[peg-image src=”https://lh3.googleusercontent.com/-b8RvFRcqtkw/WoX6QyNnPyI/AAAAAAABX6c/uCvebFBckDw7_7gKlmyDx22olewbKrHggCCoYBhgL/s144-o/P2010125.JPG” href=”https://picasaweb.google.com/108128655430094950653/6522894444456147537?locked=true#6522894801579753250″ caption=”Fighting the Current” type=”image” alt=”P2010125.JPG” image_size=”2048×1536″ ]
We paddled into the mouth of the Harrison River and listened to the guides relate Maori legends.

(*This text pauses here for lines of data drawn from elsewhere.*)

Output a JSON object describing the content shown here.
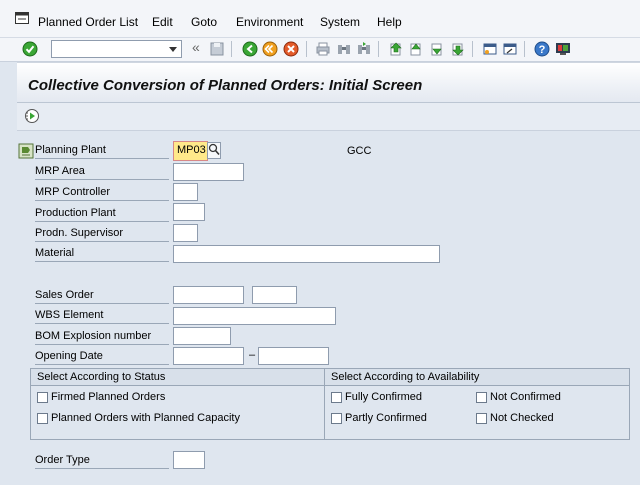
{
  "menu": {
    "items": [
      "Planned Order List",
      "Edit",
      "Goto",
      "Environment",
      "System",
      "Help"
    ]
  },
  "toolbar": {
    "command_value": "",
    "icons": [
      "enter-icon",
      "back-icon",
      "exit-icon",
      "cancel-icon",
      "print-icon",
      "find-icon",
      "find-next-icon",
      "first-page-icon",
      "prev-page-icon",
      "next-page-icon",
      "last-page-icon",
      "create-session-icon",
      "shortcut-icon",
      "help-icon",
      "layout-icon"
    ]
  },
  "title": "Collective Conversion of Planned Orders: Initial Screen",
  "form": {
    "planning_plant": {
      "label": "Planning Plant",
      "value": "MP03",
      "description": "GCC"
    },
    "mrp_area": {
      "label": "MRP Area",
      "value": ""
    },
    "mrp_controller": {
      "label": "MRP Controller",
      "value": ""
    },
    "production_plant": {
      "label": "Production Plant",
      "value": ""
    },
    "prodn_supervisor": {
      "label": "Prodn. Supervisor",
      "value": ""
    },
    "material": {
      "label": "Material",
      "value": ""
    },
    "sales_order": {
      "label": "Sales Order",
      "value": "",
      "item": ""
    },
    "wbs_element": {
      "label": "WBS Element",
      "value": ""
    },
    "bom_explosion": {
      "label": "BOM Explosion number",
      "value": ""
    },
    "opening_date": {
      "label": "Opening Date",
      "from": "",
      "to": "",
      "separator": "–"
    },
    "order_type": {
      "label": "Order Type",
      "value": ""
    }
  },
  "status_group": {
    "title": "Select According to Status",
    "options": [
      "Firmed Planned Orders",
      "Planned Orders with Planned Capacity"
    ]
  },
  "availability_group": {
    "title": "Select According to Availability",
    "options": [
      "Fully Confirmed",
      "Partly Confirmed",
      "Not Confirmed",
      "Not Checked"
    ]
  }
}
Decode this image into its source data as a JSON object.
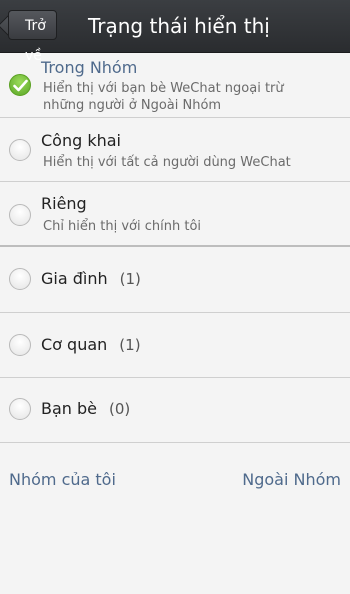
{
  "header": {
    "back_label": "Trở về",
    "title": "Trạng thái hiển thị"
  },
  "options": [
    {
      "title": "Trong Nhóm",
      "desc_line1": "Hiển thị với bạn bè WeChat ngoại trừ",
      "desc_line2": "những người ở Ngoài Nhóm",
      "selected": true
    },
    {
      "title": "Công khai",
      "desc_line1": "Hiển thị với tất cả người dùng WeChat",
      "selected": false
    },
    {
      "title": "Riêng",
      "desc_line1": "Chỉ hiển thị với chính tôi",
      "selected": false
    }
  ],
  "groups": [
    {
      "label": "Gia đình",
      "count": "(1)"
    },
    {
      "label": "Cơ quan",
      "count": "(1)"
    },
    {
      "label": "Bạn bè",
      "count": "(0)"
    }
  ],
  "footer": {
    "my_groups": "Nhóm của tôi",
    "outside_groups": "Ngoài Nhóm"
  },
  "colors": {
    "header_bg": "#2f3135",
    "selected_text": "#4f6a8c",
    "checkmark_green": "#6dba32",
    "background": "#f4f4f4"
  }
}
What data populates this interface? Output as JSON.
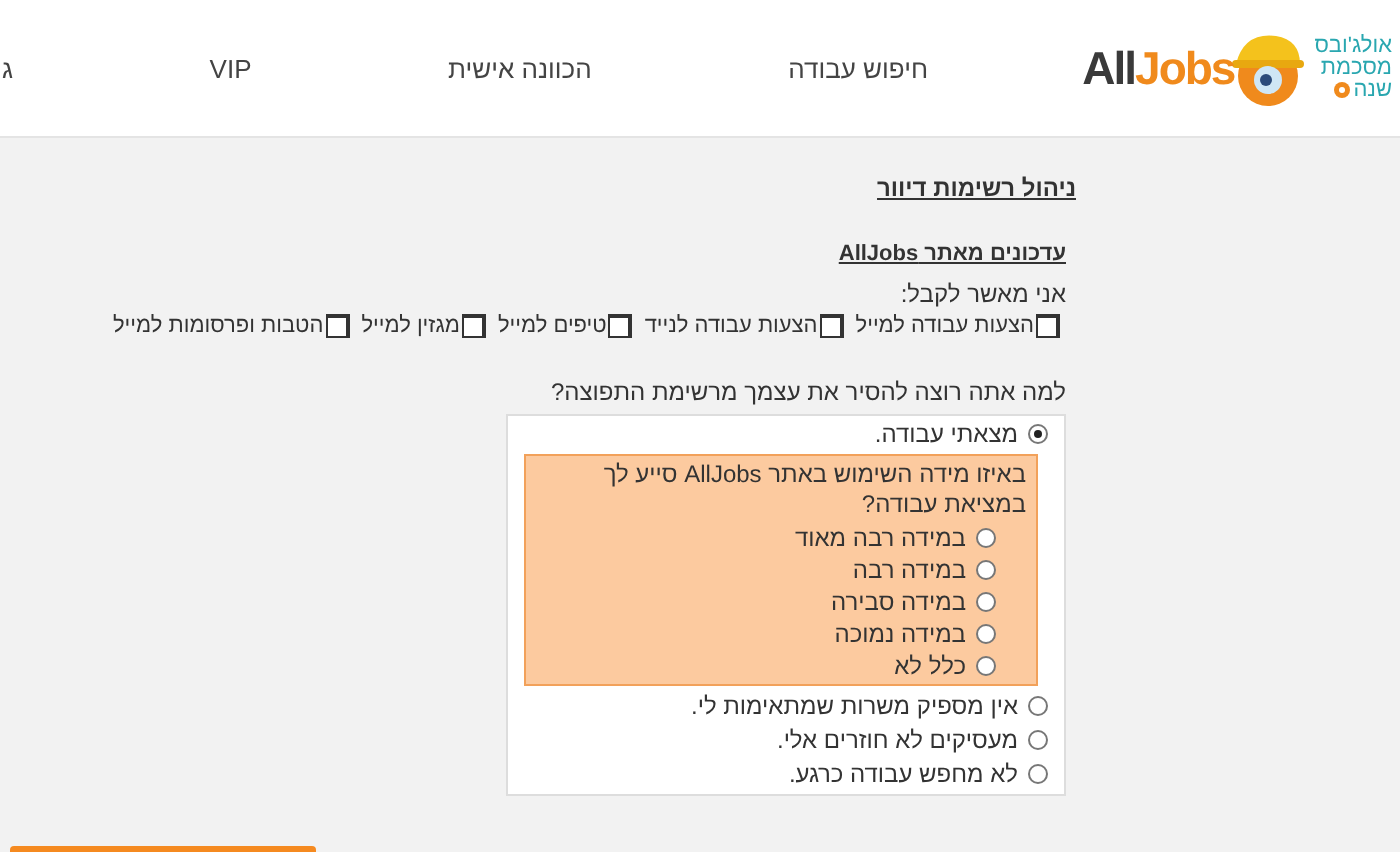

As this transpired, we drifted over a patch of aquatic grass, and we instantly became a tasty buffet for the resident sand flies. The stories finally ended, and Jane and I bolted up the river against the swift current. I made it two-thirds of the way toward the top of the inlet before every stroke merely served to offset the velocity of the current, and I was paddling in place. We turned around and glided back with the aid of the current, and then we completed a large circle and arrived back at the launch shed.
[peg-image src=”https://lh3.googleusercontent.com/-uH2yIW7JYPE/WoX6UiNN9UI/AAAAAAABX6c/esTbw1tZ2Kg9eQnD8zmPxRlpitBTWE_vgCCoYBhgL/s144-o/P2010132.JPG” href=”https://picasaweb.google.com/108128655430094950653/6522894444456147537?locked=true#6522894866002605378″ caption=”Jane in Relaxation Mode…Finally” type=”image” alt=”P2010132.JPG” image_size=”2048×1536″ ]
After we returned our gear and enjoyed a brief rest, we descended to the Deep Water Emergence. Because a layer of tannin colored fresh water blankets the lower layer of ocean water, creatures that normally only live in the dark depths of the ocean occupy Milford Sound. The Deep Water Emergence experience enabled us to view a variety of life from the deep. This viewing time concluded the tour, and we boarded the small cruise ship and returned to the terminal building.
[peg-image src=”https://lh3.googleusercontent.com/-c4V_inJug10/WoX6WP8kg9I/AAAAAAABX6c/HIIsrl7_YmUpO1oj7DwvbM_C_OL6eOIRgCCoYBhgL/s144-o/P2010136.JPG” href=”https://picasaweb.google.com/108128655430094950653/6522894444456147537?locked=true#6522894895460680658″ caption=”The Stream That Created the Chasm” type=”image” alt=”P2010136.JPG” image_size=”2048×1536″ ]
On the return drive to Te Anau Brenda, John, Jane and I stopped once to complete a short hike to The Chasm, and at a few additional overlooks to snap photos. When we returned to Te Anau, Jane and I battled the wind and walked downtown to The Ranch, where we both enjoyed lamb shank dinners. Yum.